Exercise details:
The records that follow are to be repeated exactly, without any pictures.

Records for the task:
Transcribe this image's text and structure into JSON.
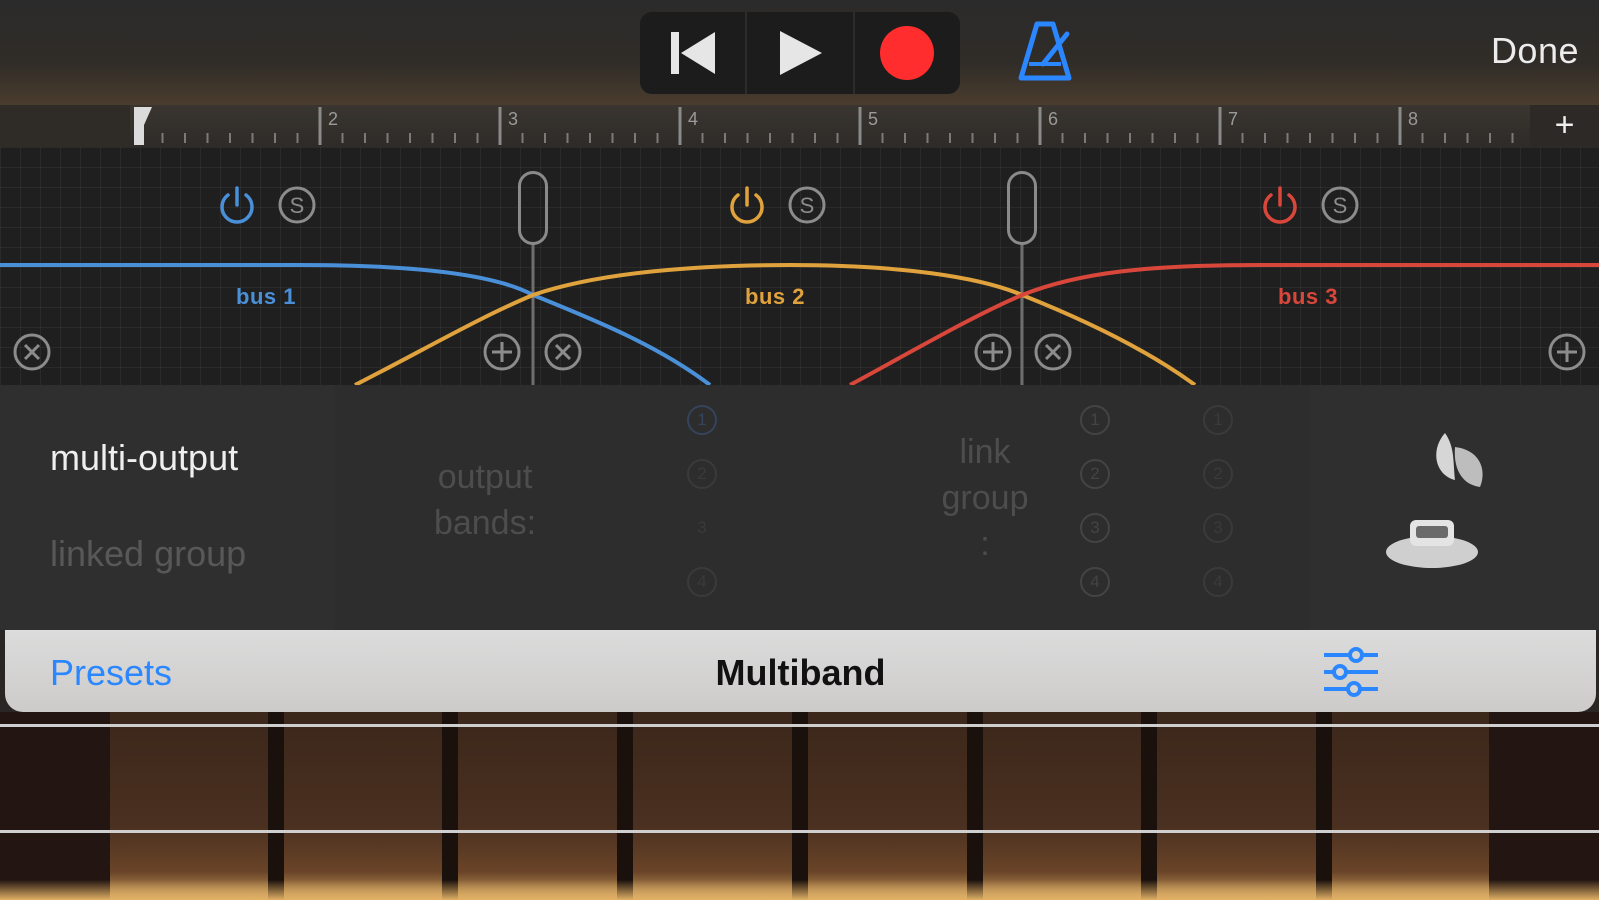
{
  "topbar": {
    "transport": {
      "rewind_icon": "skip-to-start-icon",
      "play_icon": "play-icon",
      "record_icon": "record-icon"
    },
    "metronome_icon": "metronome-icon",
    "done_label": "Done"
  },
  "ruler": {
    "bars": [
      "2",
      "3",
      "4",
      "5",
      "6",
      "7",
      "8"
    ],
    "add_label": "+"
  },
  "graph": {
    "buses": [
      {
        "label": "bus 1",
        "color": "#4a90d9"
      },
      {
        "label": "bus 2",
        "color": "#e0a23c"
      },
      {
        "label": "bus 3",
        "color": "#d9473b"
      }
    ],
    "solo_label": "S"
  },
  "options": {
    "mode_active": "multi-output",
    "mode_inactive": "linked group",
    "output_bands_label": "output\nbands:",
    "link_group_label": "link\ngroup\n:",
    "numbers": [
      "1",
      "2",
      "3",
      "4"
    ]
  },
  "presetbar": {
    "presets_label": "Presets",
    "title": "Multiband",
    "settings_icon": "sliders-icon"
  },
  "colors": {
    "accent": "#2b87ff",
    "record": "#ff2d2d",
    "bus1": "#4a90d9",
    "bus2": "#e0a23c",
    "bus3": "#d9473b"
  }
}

Solved problem:
Transcribe this image's text and structure into JSON.
{
  "topbar": {
    "transport": {
      "rewind_icon": "skip-to-start-icon",
      "play_icon": "play-icon",
      "record_icon": "record-icon"
    },
    "metronome_icon": "metronome-icon",
    "done_label": "Done"
  },
  "ruler": {
    "bars": [
      "2",
      "3",
      "4",
      "5",
      "6",
      "7",
      "8"
    ],
    "add_label": "+"
  },
  "graph": {
    "buses": [
      {
        "label": "bus 1",
        "color": "#4a90d9"
      },
      {
        "label": "bus 2",
        "color": "#e0a23c"
      },
      {
        "label": "bus 3",
        "color": "#d9473b"
      }
    ],
    "solo_label": "S"
  },
  "options": {
    "mode_active": "multi-output",
    "mode_inactive": "linked group",
    "output_bands_label": "output\nbands:",
    "link_group_label": "link\ngroup\n:",
    "numbers": [
      "1",
      "2",
      "3",
      "4"
    ]
  },
  "presetbar": {
    "presets_label": "Presets",
    "title": "Multiband",
    "settings_icon": "sliders-icon"
  },
  "colors": {
    "accent": "#2b87ff",
    "record": "#ff2d2d",
    "bus1": "#4a90d9",
    "bus2": "#e0a23c",
    "bus3": "#d9473b"
  }
}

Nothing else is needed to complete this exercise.